Problem statement – Which lines of the entries below include "的业务加载项"? List them all.

[Start of section]

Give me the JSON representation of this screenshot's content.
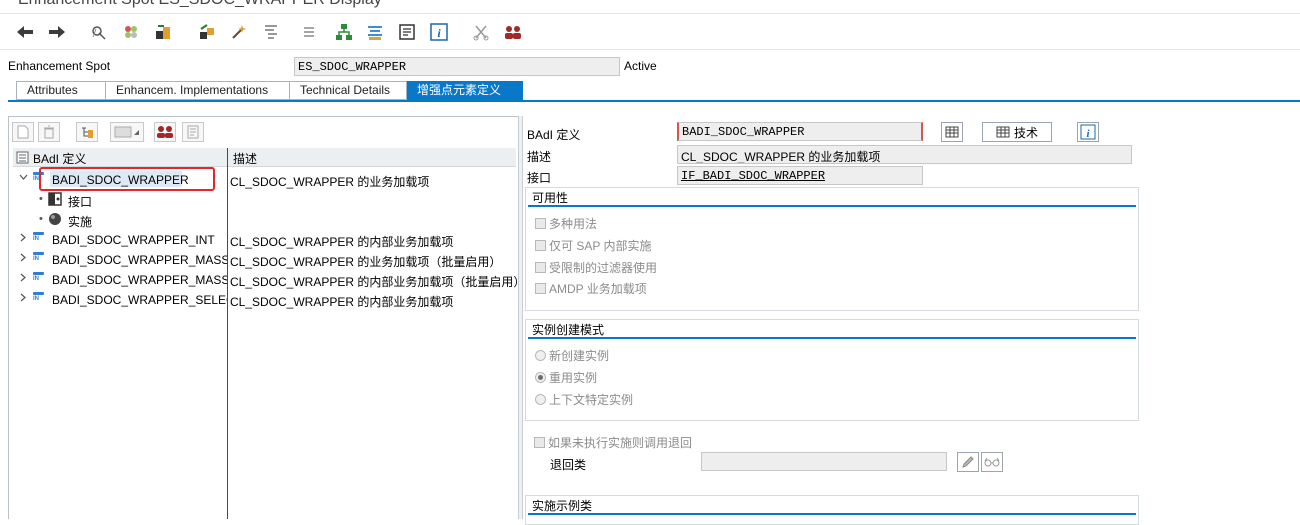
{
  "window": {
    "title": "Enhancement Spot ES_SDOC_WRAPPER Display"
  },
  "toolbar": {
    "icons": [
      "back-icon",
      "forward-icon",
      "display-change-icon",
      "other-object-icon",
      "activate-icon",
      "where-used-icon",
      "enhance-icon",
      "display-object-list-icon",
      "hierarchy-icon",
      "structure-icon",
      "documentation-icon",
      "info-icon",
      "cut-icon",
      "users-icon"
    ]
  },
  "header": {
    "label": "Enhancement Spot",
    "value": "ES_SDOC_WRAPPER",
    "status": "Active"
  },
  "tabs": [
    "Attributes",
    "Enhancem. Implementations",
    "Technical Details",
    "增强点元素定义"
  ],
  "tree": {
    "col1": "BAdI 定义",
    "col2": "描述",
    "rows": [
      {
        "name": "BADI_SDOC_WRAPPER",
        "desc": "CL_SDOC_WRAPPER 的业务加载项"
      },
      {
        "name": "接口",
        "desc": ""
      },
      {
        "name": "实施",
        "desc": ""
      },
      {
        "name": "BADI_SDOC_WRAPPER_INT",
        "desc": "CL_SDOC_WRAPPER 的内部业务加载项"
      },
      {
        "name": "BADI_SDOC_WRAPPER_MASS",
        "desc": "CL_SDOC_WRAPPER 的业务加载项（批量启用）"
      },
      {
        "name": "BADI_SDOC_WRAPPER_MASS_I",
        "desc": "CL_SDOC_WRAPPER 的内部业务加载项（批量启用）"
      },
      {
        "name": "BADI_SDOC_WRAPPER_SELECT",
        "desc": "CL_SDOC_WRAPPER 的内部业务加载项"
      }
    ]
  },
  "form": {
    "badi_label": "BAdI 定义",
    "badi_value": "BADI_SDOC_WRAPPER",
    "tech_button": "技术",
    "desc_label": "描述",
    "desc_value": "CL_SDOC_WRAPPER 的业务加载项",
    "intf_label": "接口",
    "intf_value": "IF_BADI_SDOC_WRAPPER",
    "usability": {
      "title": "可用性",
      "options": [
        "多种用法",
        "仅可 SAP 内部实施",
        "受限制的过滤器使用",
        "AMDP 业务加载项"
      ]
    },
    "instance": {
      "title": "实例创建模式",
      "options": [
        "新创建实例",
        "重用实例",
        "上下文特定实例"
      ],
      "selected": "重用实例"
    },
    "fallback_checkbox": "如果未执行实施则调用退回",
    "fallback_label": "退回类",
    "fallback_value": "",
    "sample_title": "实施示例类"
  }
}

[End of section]
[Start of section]

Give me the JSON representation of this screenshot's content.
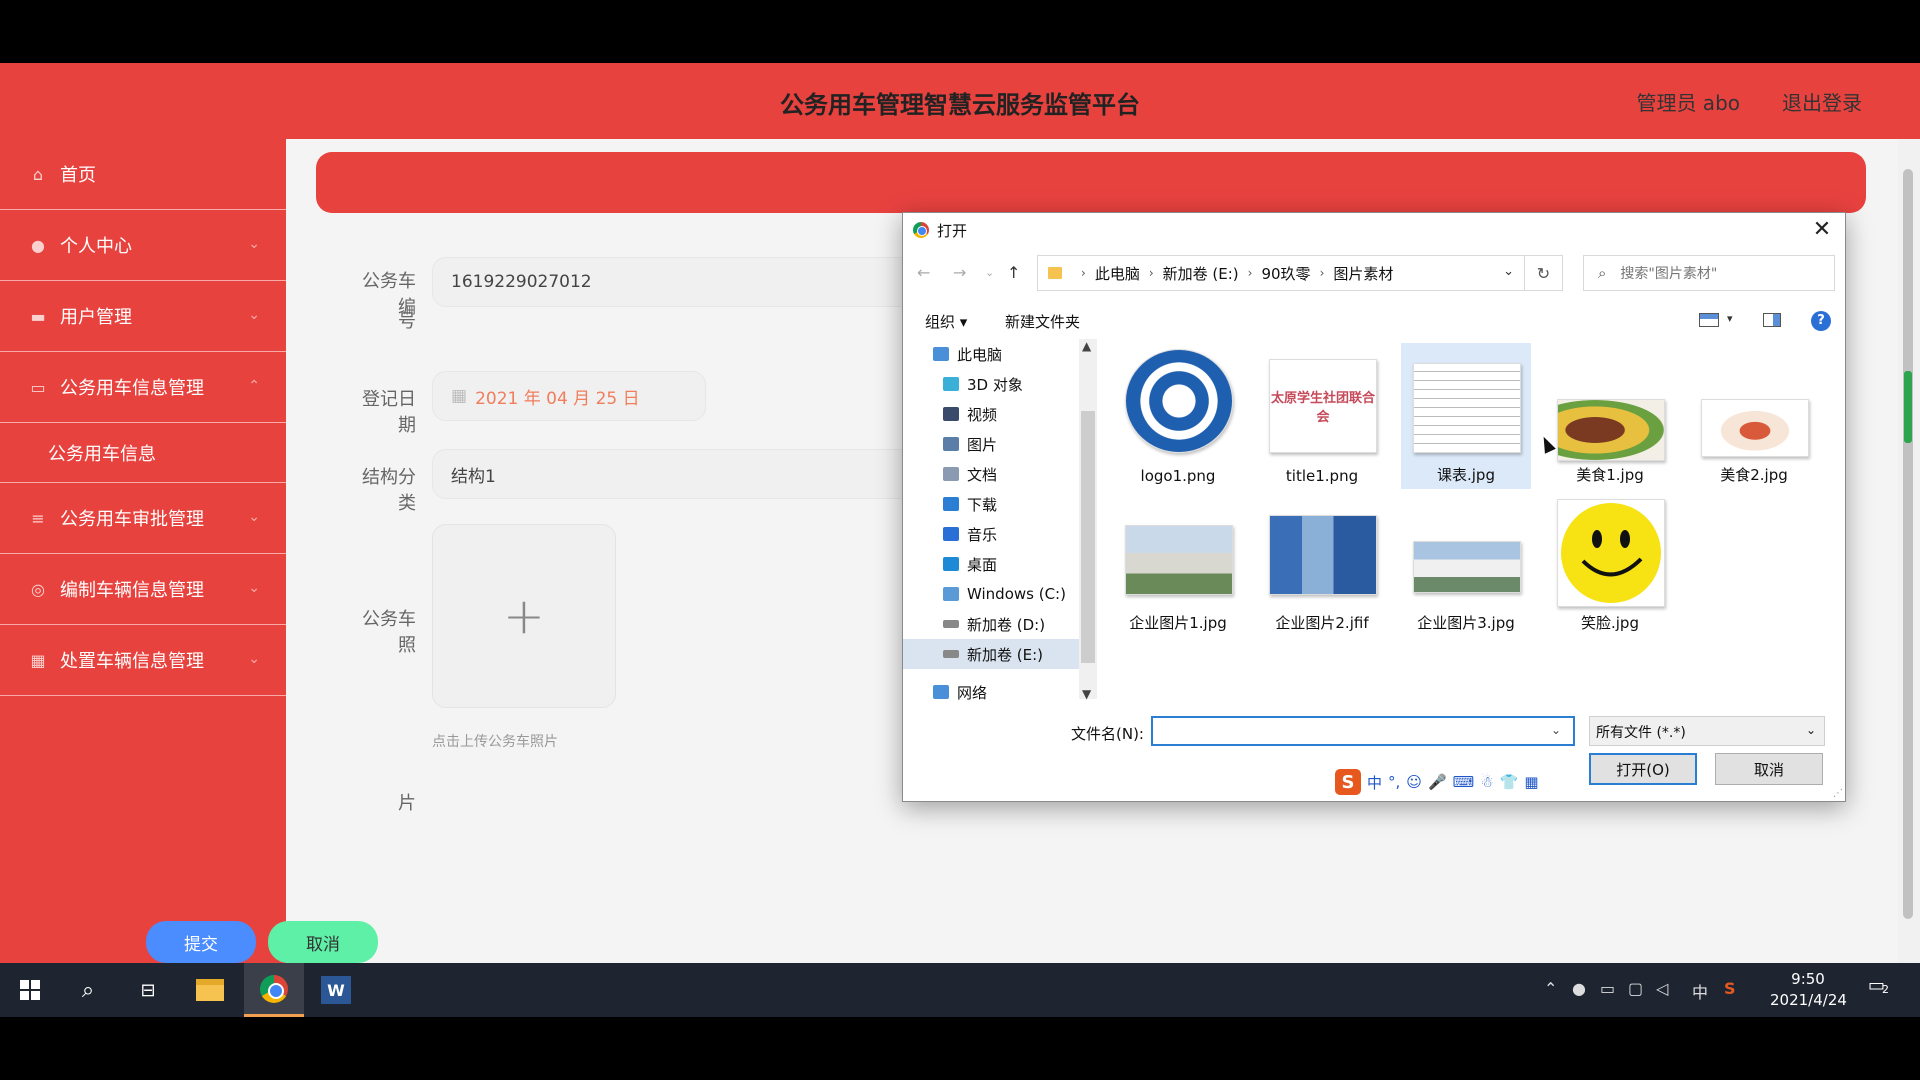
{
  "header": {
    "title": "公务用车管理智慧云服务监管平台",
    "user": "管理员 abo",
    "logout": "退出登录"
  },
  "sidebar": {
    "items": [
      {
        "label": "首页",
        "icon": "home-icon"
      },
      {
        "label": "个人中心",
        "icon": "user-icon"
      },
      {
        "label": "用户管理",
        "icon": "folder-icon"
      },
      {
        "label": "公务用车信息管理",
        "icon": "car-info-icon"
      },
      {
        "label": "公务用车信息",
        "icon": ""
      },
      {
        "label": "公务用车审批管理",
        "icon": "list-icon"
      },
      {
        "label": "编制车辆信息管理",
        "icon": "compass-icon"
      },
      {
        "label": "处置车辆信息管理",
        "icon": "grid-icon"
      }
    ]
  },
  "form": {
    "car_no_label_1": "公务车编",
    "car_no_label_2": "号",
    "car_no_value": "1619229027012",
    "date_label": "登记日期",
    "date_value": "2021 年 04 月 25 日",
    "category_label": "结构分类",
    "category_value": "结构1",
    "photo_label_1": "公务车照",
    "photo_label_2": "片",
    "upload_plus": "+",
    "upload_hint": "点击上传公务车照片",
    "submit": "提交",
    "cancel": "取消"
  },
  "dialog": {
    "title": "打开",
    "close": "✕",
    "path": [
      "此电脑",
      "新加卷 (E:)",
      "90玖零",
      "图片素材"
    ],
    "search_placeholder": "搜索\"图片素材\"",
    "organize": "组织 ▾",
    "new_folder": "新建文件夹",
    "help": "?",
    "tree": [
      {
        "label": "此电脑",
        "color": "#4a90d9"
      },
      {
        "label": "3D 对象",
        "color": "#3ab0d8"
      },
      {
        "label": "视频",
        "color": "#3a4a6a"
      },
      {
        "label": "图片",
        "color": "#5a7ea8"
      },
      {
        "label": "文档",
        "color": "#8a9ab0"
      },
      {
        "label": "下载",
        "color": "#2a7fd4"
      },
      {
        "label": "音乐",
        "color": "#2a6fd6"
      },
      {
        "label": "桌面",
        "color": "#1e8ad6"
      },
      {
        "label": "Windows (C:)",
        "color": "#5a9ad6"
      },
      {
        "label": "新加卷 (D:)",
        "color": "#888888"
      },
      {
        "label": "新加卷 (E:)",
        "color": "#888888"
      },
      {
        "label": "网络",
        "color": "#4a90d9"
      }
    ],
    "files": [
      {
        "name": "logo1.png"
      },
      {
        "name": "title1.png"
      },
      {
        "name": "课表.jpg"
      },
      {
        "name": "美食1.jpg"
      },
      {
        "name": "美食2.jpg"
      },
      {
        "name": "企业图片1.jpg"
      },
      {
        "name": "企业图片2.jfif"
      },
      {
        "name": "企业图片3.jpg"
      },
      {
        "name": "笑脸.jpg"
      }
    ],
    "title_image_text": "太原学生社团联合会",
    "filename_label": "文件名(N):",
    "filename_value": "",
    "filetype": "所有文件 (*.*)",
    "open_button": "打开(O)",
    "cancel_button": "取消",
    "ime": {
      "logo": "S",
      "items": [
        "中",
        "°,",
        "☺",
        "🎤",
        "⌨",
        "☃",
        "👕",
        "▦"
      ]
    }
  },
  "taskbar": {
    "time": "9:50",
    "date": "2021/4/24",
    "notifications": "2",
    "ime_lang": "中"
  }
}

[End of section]

Output of the exercise –
        "desc": "CL_SDOC_WRAPPER 的业务加载项"
        "desc": "CL_SDOC_WRAPPER 的业务加载项（批量启用）"
    "desc_value": "CL_SDOC_WRAPPER 的业务加载项",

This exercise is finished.